“Jean is unwavering in her stance to build parent capacities as a way to improve child outcomes,” said Faye Weir, director, Parent Child Services for South Shore Health System. “‘Make Time for Reading’ is a response for an innovative teaching and learning tool that attracts more parents of all income and educational levels. It takes only minutes to read, but is packed with information parents can immediately use.”
The Toyota Family Teacher of the Year award, a national honor now in its 20th year, recognizes that families play a crucial role in the success of children and salutes educators who are exceptional at using intergenerational approaches to engage students and their families in education.
“Research is clear that when parents are engaged in their child’s education, student achievement is increased,” said Dr. Joshua Cramer, NCFL vice president. “Jean’s work to teach parents how critical reading is to their child’s development not only has the power to provide successful outcomes for the child’s academic career, it also strengthens family relationships.”
Ciborowski Fahey and runner-up, Ellin Klor of Santa Clara, Calif., will be recognized for their accomplishments at the annual Families Learning Summit in Detroit on October 18. The Summit convenes the nation’s most progressive experts in education, policy, and family and parent engagement to discuss and share the latest information regarding multigenerational approaches to learning.
“Jean’s book is an example of the forward-thinking strategy we want to recognize and help expand through the Toyota Family Teacher of the Year grant,” said Mike Goss, general manager, social innovation, Toyota Motor North America. “The extraordinary work of both Jean and Ellin in engaging families in their children’s education will pay dividends for these students, their families, their schools and their communities for generations to come. Toyota is committed to supporting efforts that help people gain the literacy and language skills needed for upward mobility and future success.”
Klor, a family literacy librarian with Read Santa Clara, works with at-risk families with limited literacy and/or language skills. She developed the Santa Clara 0-6 website focusing on early learning, health, nutrition and development, play and parenting. With this recognition, Klor received a $5,000 grant to continue engaging families through literacy events.
ABOUT NATIONAL CENTER FOR FAMILIES LEARNING
The National Center for Families Learning (NCFL) is a non-profit organization dedicated to addressing our nation's literacy challenges by engaging all family members in learning, with a primary focus on parents and children living in poverty. Pioneered by NCFL, the two-generation family literacy approach harnesses the power of parent-child bonds to help those who are most at risk of failing economically, emotionally, and socially reach their full potential. NCFL creates and deploys innovative two-generation programs, strategies, and online learning solutions that support learning, literacy, and family engagement in education. From the classroom to the community to the digital frontier, NCFL collaborates with educators, advocates, and policy-makers to help families construct hotspots for learning wherever they go.
For more information on NCFL’s 27-year track record, visit familieslearning.org.
Toyota (NYSE:TM), the world's top automaker and creator of the Prius and the Mirai fuel cell vehicle, is committed to advancing mobility through our Toyota and Lexus brands.

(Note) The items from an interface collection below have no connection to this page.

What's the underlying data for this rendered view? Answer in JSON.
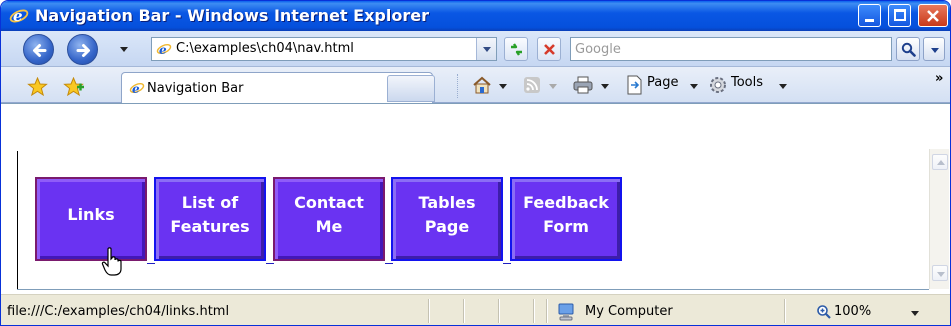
{
  "window": {
    "title": "Navigation Bar - Windows Internet Explorer",
    "controls": [
      "minimize-icon",
      "maximize-icon",
      "close-icon"
    ]
  },
  "navigation": {
    "address": "C:\\examples\\ch04\\nav.html",
    "search_placeholder": "Google",
    "icons": [
      "back-icon",
      "forward-icon",
      "refresh-icon",
      "stop-icon",
      "search-icon"
    ]
  },
  "toolbar": {
    "tab_title": "Navigation Bar",
    "page_label": "Page",
    "tools_label": "Tools",
    "chevron": "»"
  },
  "page": {
    "buttons": [
      {
        "label": "Links",
        "state": "hover"
      },
      {
        "label": "List of\nFeatures",
        "state": "normal"
      },
      {
        "label": "Contact\nMe",
        "state": "hover"
      },
      {
        "label": "Tables\nPage",
        "state": "normal"
      },
      {
        "label": "Feedback\nForm",
        "state": "normal"
      }
    ]
  },
  "status": {
    "url": "file:///C:/examples/ch04/links.html",
    "zone": "My Computer",
    "zoom": "100%"
  },
  "colors": {
    "button_fill": "#6a33f2",
    "button_border": "#1313ee",
    "button_border_hover": "#7a1a6e",
    "titlebar": "#0550dc"
  }
}
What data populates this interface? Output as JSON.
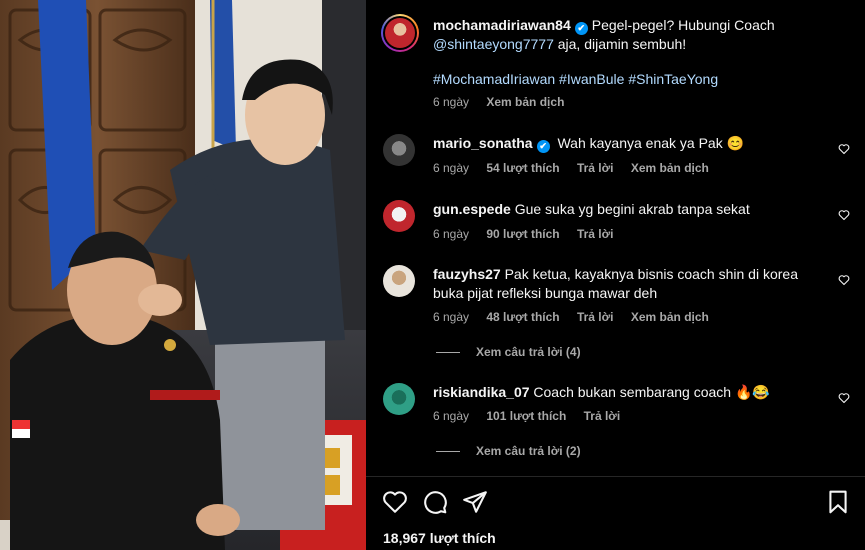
{
  "post": {
    "author": "mochamadiriawan84",
    "caption_text": "Pegel-pegel? Hubungi Coach",
    "mention": "@shintaeyong7777",
    "caption_rest": "aja, dijamin sembuh!",
    "hashtags": "#MochamadIriawan #IwanBule #ShinTaeYong",
    "time": "6 ngày",
    "translate": "Xem bản dịch",
    "likes": "18,967 lượt thích"
  },
  "comments": [
    {
      "user": "mario_sonatha",
      "verified": true,
      "text": "Wah kayanya enak ya Pak 😊",
      "time": "6 ngày",
      "likes": "54 lượt thích",
      "reply": "Trả lời",
      "translate": "Xem bản dịch",
      "avatar_icon": "avatar-icon"
    },
    {
      "user": "gun.espede",
      "verified": false,
      "text": "Gue suka yg begini akrab tanpa sekat",
      "time": "6 ngày",
      "likes": "90 lượt thích",
      "reply": "Trả lời",
      "avatar_icon": "avatar-icon"
    },
    {
      "user": "fauzyhs27",
      "verified": false,
      "text_line1": "Pak ketua, kayaknya bisnis coach shin di korea",
      "text_line2": "buka pijat refleksi bunga mawar deh",
      "time": "6 ngày",
      "likes": "48 lượt thích",
      "reply": "Trả lời",
      "translate": "Xem bản dịch",
      "view_replies": "Xem câu trả lời (4)",
      "avatar_icon": "avatar-icon"
    },
    {
      "user": "riskiandika_07",
      "verified": false,
      "text": "Coach bukan sembarang coach 🔥😂",
      "time": "6 ngày",
      "likes": "101 lượt thích",
      "reply": "Trả lời",
      "view_replies": "Xem câu trả lời (2)",
      "avatar_icon": "avatar-icon"
    }
  ],
  "icons": {
    "like": "heart-icon",
    "comment": "comment-icon",
    "share": "send-icon",
    "save": "bookmark-icon",
    "verified_glyph": "✔"
  },
  "colors": {
    "background": "#000000",
    "text": "#f5f5f5",
    "secondary": "#a8a8a8",
    "link": "#b3dbff",
    "verified": "#0095f6"
  }
}
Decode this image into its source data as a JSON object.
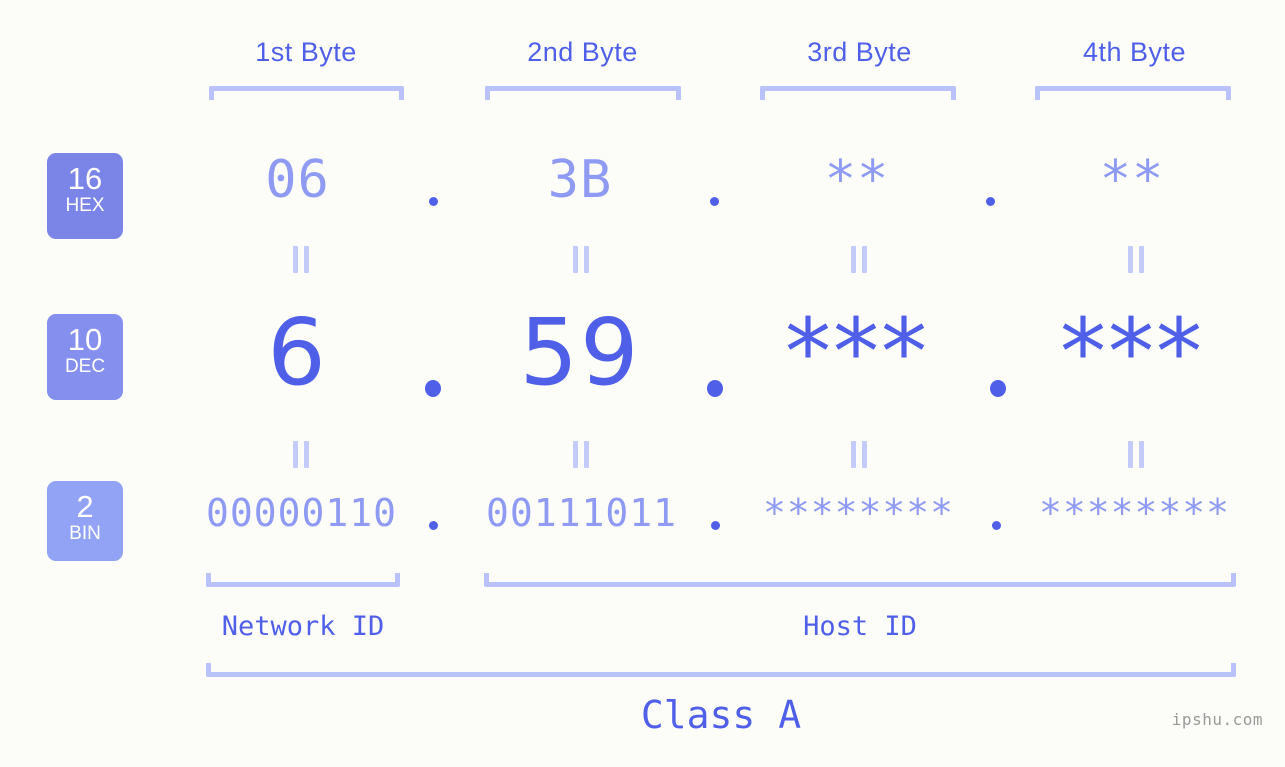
{
  "watermark": "ipshu.com",
  "byte_headers": [
    {
      "label": "1st Byte"
    },
    {
      "label": "2nd Byte"
    },
    {
      "label": "3rd Byte"
    },
    {
      "label": "4th Byte"
    }
  ],
  "rows": [
    {
      "badge_number": "16",
      "badge_radix": "HEX",
      "badge_color": "#7b85e8",
      "values": [
        "06",
        "3B",
        "**",
        "**"
      ]
    },
    {
      "badge_number": "10",
      "badge_radix": "DEC",
      "badge_color": "#8590ee",
      "values": [
        "6",
        "59",
        "***",
        "***"
      ]
    },
    {
      "badge_number": "2",
      "badge_radix": "BIN",
      "badge_color": "#92a3f5",
      "values": [
        "00000110",
        "00111011",
        "********",
        "********"
      ]
    }
  ],
  "separator": ".",
  "segments": {
    "network_id": "Network ID",
    "host_id": "Host ID",
    "class": "Class A"
  },
  "colors": {
    "background": "#fcfdf9",
    "accent_strong": "#4f5fe8",
    "accent_light": "#8f9bf2",
    "bracket": "#b9c2fb",
    "connector": "#c3cbfb"
  }
}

Over the past 50 years, we’ve produced more than 30 million cars and trucks in North America, where we operate 14 manufacturing plants (10 in the U.S.) and directly employ more than 44,000 people (more than 34,000 in the U.S.). Our 1,800 North American dealerships (1,500 in the U.S.) sold more than 2.8 million cars and trucks (nearly 2.5 million in the U.S.) in 2015 – and about 80 percent of all Toyota vehicles sold over the past 20 years are still on the road today.
Toyota partners with community, civic, academic, and governmental organizations to address our society’s most pressing mobility challenges. We share company resources and extensive know-how to support non-profits to help expand their ability to assist more people move more places. For more information about Toyota, visit www.toyotanewsroom.com.